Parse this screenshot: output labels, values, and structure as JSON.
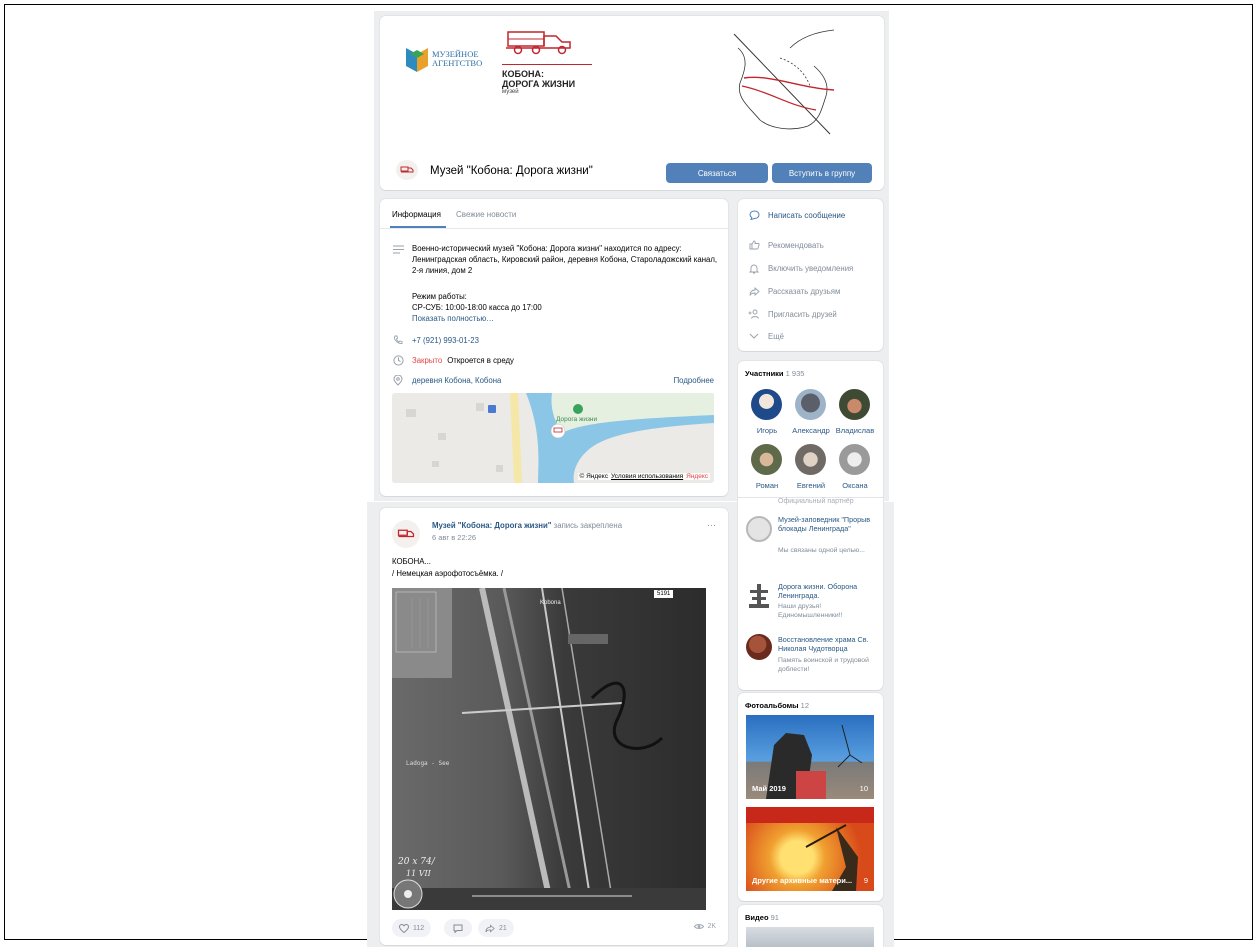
{
  "header": {
    "agency_logo_line1": "МУЗЕЙНОЕ",
    "agency_logo_line2": "АГЕНТСТВО",
    "museum_logo_line1": "КОБОНА:",
    "museum_logo_line2": "ДОРОГА ЖИЗНИ",
    "museum_logo_line3": "музей",
    "group_name": "Музей \"Кобона: Дорога жизни\"",
    "contact_button": "Связаться",
    "join_button": "Вступить в группу"
  },
  "info": {
    "tabs": [
      "Информация",
      "Свежие новости"
    ],
    "description": "Военно-исторический музей \"Кобона: Дорога жизни\" находится по адресу: Ленинградская область, Кировский район, деревня Кобона, Староладожский канал, 2-я линия, дом 2",
    "hours_title": "Режим работы:",
    "hours": "СР-СУБ: 10:00-18:00 касса до 17:00",
    "show_full": "Показать полностью…",
    "phone": "+7 (921) 993-01-23",
    "status_closed": "Закрыто",
    "status_opens": "Откроется в среду",
    "address": "деревня Кобона, Кобона",
    "more": "Подробнее",
    "map_label": "Дорога жизни",
    "map_copyright": "© Яндекс",
    "map_terms": "Условия использования",
    "map_brand": "Яндекс"
  },
  "actions": [
    {
      "icon": "message-icon",
      "label": "Написать сообщение"
    },
    {
      "icon": "thumb-up-icon",
      "label": "Рекомендовать"
    },
    {
      "icon": "bell-icon",
      "label": "Включить уведомления"
    },
    {
      "icon": "share-icon",
      "label": "Рассказать друзьям"
    },
    {
      "icon": "add-user-icon",
      "label": "Пригласить друзей"
    },
    {
      "icon": "chevron-down-icon",
      "label": "Ещё"
    }
  ],
  "members": {
    "title": "Участники",
    "count": "1 935",
    "people": [
      "Игорь",
      "Александр",
      "Владислав",
      "Роман",
      "Евгений",
      "Оксана"
    ]
  },
  "post": {
    "author": "Музей \"Кобона: Дорога жизни\"",
    "pinned": "запись закреплена",
    "date": "6 авг в 22:26",
    "menu": "···",
    "text_line1": "КОБОНА...",
    "text_line2": "/ Немецкая аэрофотосъёмка. /",
    "photo_label_top": "Kobona",
    "photo_label_lake": "Ladoga - See",
    "photo_corner": "5191",
    "likes": "112",
    "reposts": "21",
    "views": "2K"
  },
  "links": {
    "cut_text": "Официальный партнёр",
    "items": [
      {
        "title": "Музей-заповедник \"Прорыв блокады Ленинграда\"",
        "desc": "Мы связаны одной целью..."
      },
      {
        "title": "Дорога жизни. Оборона Ленинграда.",
        "desc": "Наши друзья! Единомышленники!!"
      },
      {
        "title": "Восстановление храма Св. Николая Чудотворца",
        "desc": "Память воинской и трудовой доблести!"
      }
    ]
  },
  "albums": {
    "title": "Фотоальбомы",
    "count": "12",
    "items": [
      {
        "name": "Май 2019",
        "count": "10"
      },
      {
        "name": "Другие архивные матери...",
        "count": "9"
      }
    ]
  },
  "video": {
    "title": "Видео",
    "count": "91"
  },
  "colors": {
    "accent": "#5181b8",
    "link": "#2a5885",
    "closed": "#e64646",
    "page_bg": "#edeef0",
    "brand_red": "#c0262d"
  }
}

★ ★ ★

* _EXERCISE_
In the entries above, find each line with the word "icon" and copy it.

* _OUTPUT OF THE EXERCISE_
      "icon": "message-icon",
      "icon": "thumb-up-icon",
      "icon": "bell-icon",
      "icon": "share-icon",
      "icon": "add-user-icon",
      "icon": "chevron-down-icon",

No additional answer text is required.